2. NAL-NL2 - This was also developed by the National Acoustics Laboratory. It is the updated version of the NAL-NL1 which is intended for Non-Linear hearing aids. These devices prescribe different amounts of amplification for Soft, Average, and Loud sounds. This is the most commonly verified hearing loss prescription today.
3. DSL-5 - This stands for Desired Sensation Level Version
5. This was developed based on the need for verifiable prescription for children.
However, adults can also use this prescription. Children often require more amplification than adults and ensures that they have access to sound critical for speech development. This formula results in different frequency response curves, insertion gain, and compression parameters than the NAL formulas.
4. Proprietary Manufacturers Prescriptive Methods - All hearing aid manufacturers have their own Hearing Loss Prescriptions. Phonak has its Adaptive Phonak Digital, Signia has NxFit, ReSound has Audiogram+, and Oticon has VAC+.
However, the biggest problem with these prescriptions is that they cannot be verified like the 3 previous prescriptive methods.
Remember, just because a hearing aid sounds good, doesn't mean the hearing aid is programmed correctly. Not using Real Ear Measurement results in an unverified prescription that won't let you hear your best. The calculation of a Hearing Loss Prescription is more complex than just adding volume to make things more audible.
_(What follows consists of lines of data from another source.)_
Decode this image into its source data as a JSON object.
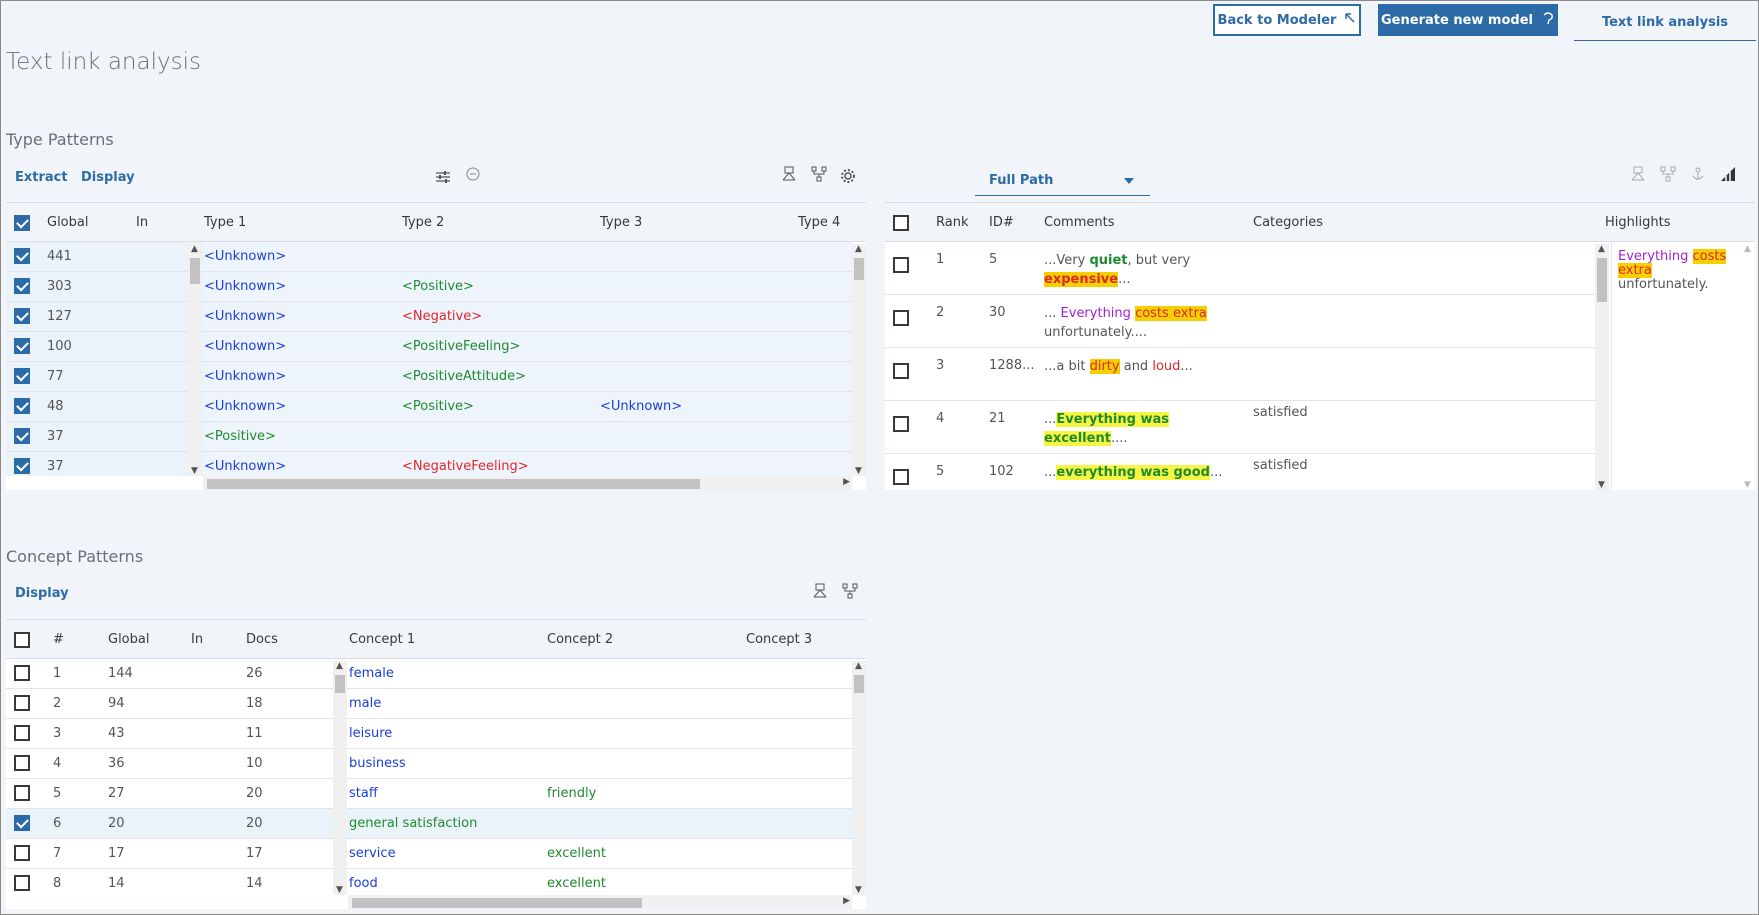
{
  "header": {
    "title": "Text link analysis",
    "back_button": "Back to Modeler",
    "generate_button": "Generate new model",
    "active_tab": "Text link analysis"
  },
  "type_patterns": {
    "title": "Type Patterns",
    "extract_label": "Extract",
    "display_label": "Display",
    "columns": [
      "Global",
      "In",
      "Type 1",
      "Type 2",
      "Type 3",
      "Type 4"
    ],
    "rows": [
      {
        "global": "441",
        "in": "",
        "type1": "<Unknown>",
        "type1_color": "blue",
        "type2": "",
        "type2_color": "",
        "type3": "",
        "type3_color": ""
      },
      {
        "global": "303",
        "in": "",
        "type1": "<Unknown>",
        "type1_color": "blue",
        "type2": "<Positive>",
        "type2_color": "green",
        "type3": "",
        "type3_color": ""
      },
      {
        "global": "127",
        "in": "",
        "type1": "<Unknown>",
        "type1_color": "blue",
        "type2": "<Negative>",
        "type2_color": "red",
        "type3": "",
        "type3_color": ""
      },
      {
        "global": "100",
        "in": "",
        "type1": "<Unknown>",
        "type1_color": "blue",
        "type2": "<PositiveFeeling>",
        "type2_color": "green",
        "type3": "",
        "type3_color": ""
      },
      {
        "global": "77",
        "in": "",
        "type1": "<Unknown>",
        "type1_color": "blue",
        "type2": "<PositiveAttitude>",
        "type2_color": "green",
        "type3": "",
        "type3_color": ""
      },
      {
        "global": "48",
        "in": "",
        "type1": "<Unknown>",
        "type1_color": "blue",
        "type2": "<Positive>",
        "type2_color": "green",
        "type3": "<Unknown>",
        "type3_color": "blue"
      },
      {
        "global": "37",
        "in": "",
        "type1": "<Positive>",
        "type1_color": "green",
        "type2": "",
        "type2_color": "",
        "type3": "",
        "type3_color": ""
      },
      {
        "global": "37",
        "in": "",
        "type1": "<Unknown>",
        "type1_color": "blue",
        "type2": "<NegativeFeeling>",
        "type2_color": "red",
        "type3": "",
        "type3_color": ""
      }
    ]
  },
  "results": {
    "dropdown_value": "Full Path",
    "columns": [
      "Rank",
      "ID#",
      "Comments",
      "Categories",
      "Highlights"
    ],
    "rows": [
      {
        "rank": "1",
        "id": "5",
        "category": "",
        "comment": [
          {
            "t": "...Very ",
            "c": "grey"
          },
          {
            "t": "quiet",
            "c": "green bold"
          },
          {
            "t": ", but very ",
            "c": "grey"
          },
          {
            "t": "expensive",
            "c": "red bold hl-o"
          },
          {
            "t": "...",
            "c": "grey"
          }
        ]
      },
      {
        "rank": "2",
        "id": "30",
        "category": "",
        "comment": [
          {
            "t": "... ",
            "c": "grey"
          },
          {
            "t": "Everything",
            "c": "purple"
          },
          {
            "t": " ",
            "c": "grey"
          },
          {
            "t": "costs extra",
            "c": "red hl-o"
          },
          {
            "t": " unfortunately....",
            "c": "grey"
          }
        ]
      },
      {
        "rank": "3",
        "id": "1288...",
        "category": "",
        "comment": [
          {
            "t": "...a bit ",
            "c": "grey"
          },
          {
            "t": "dirty",
            "c": "red hl-o"
          },
          {
            "t": " and ",
            "c": "grey"
          },
          {
            "t": "loud",
            "c": "red"
          },
          {
            "t": "...",
            "c": "grey"
          }
        ]
      },
      {
        "rank": "4",
        "id": "21",
        "category": "satisfied",
        "comment": [
          {
            "t": "...",
            "c": "grey"
          },
          {
            "t": "Everything was excellent",
            "c": "green bold hl-y"
          },
          {
            "t": "....",
            "c": "grey"
          }
        ]
      },
      {
        "rank": "5",
        "id": "102",
        "category": "satisfied",
        "comment": [
          {
            "t": "...",
            "c": "grey"
          },
          {
            "t": "everything was good",
            "c": "green bold hl-y"
          },
          {
            "t": "...",
            "c": "grey"
          }
        ]
      }
    ],
    "highlight": [
      {
        "t": "Everything",
        "c": "purple"
      },
      {
        "t": " ",
        "c": "grey"
      },
      {
        "t": "costs extra",
        "c": "red hl-o"
      },
      {
        "t": " unfortunately.",
        "c": "grey"
      }
    ]
  },
  "concept_patterns": {
    "title": "Concept Patterns",
    "display_label": "Display",
    "columns": [
      "#",
      "Global",
      "In",
      "Docs",
      "Concept 1",
      "Concept 2",
      "Concept 3"
    ],
    "rows": [
      {
        "n": "1",
        "global": "144",
        "in": "",
        "docs": "26",
        "c1": "female",
        "c1_color": "blue",
        "c2": "",
        "c2_color": "",
        "checked": false
      },
      {
        "n": "2",
        "global": "94",
        "in": "",
        "docs": "18",
        "c1": "male",
        "c1_color": "blue",
        "c2": "",
        "c2_color": "",
        "checked": false
      },
      {
        "n": "3",
        "global": "43",
        "in": "",
        "docs": "11",
        "c1": "leisure",
        "c1_color": "blue",
        "c2": "",
        "c2_color": "",
        "checked": false
      },
      {
        "n": "4",
        "global": "36",
        "in": "",
        "docs": "10",
        "c1": "business",
        "c1_color": "blue",
        "c2": "",
        "c2_color": "",
        "checked": false
      },
      {
        "n": "5",
        "global": "27",
        "in": "",
        "docs": "20",
        "c1": "staff",
        "c1_color": "blue",
        "c2": "friendly",
        "c2_color": "green",
        "checked": false
      },
      {
        "n": "6",
        "global": "20",
        "in": "",
        "docs": "20",
        "c1": "general satisfaction",
        "c1_color": "green",
        "c2": "",
        "c2_color": "",
        "checked": true
      },
      {
        "n": "7",
        "global": "17",
        "in": "",
        "docs": "17",
        "c1": "service",
        "c1_color": "blue",
        "c2": "excellent",
        "c2_color": "green",
        "checked": false
      },
      {
        "n": "8",
        "global": "14",
        "in": "",
        "docs": "14",
        "c1": "food",
        "c1_color": "blue",
        "c2": "excellent",
        "c2_color": "green",
        "checked": false
      }
    ]
  }
}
Fortunately, there are organizations like the National Acoustics Laboratory, and individual researchers who have done extensive research to develop Hearing Loss Prescriptions that will help you hear your best.
So the next time you get a set of hearing aids programmed, be sure to ask your hearing care provider which prescriptive method they are using and why. Oh and don't forget to make sure they verify your hearing loss prescription with Real Ear Measurement.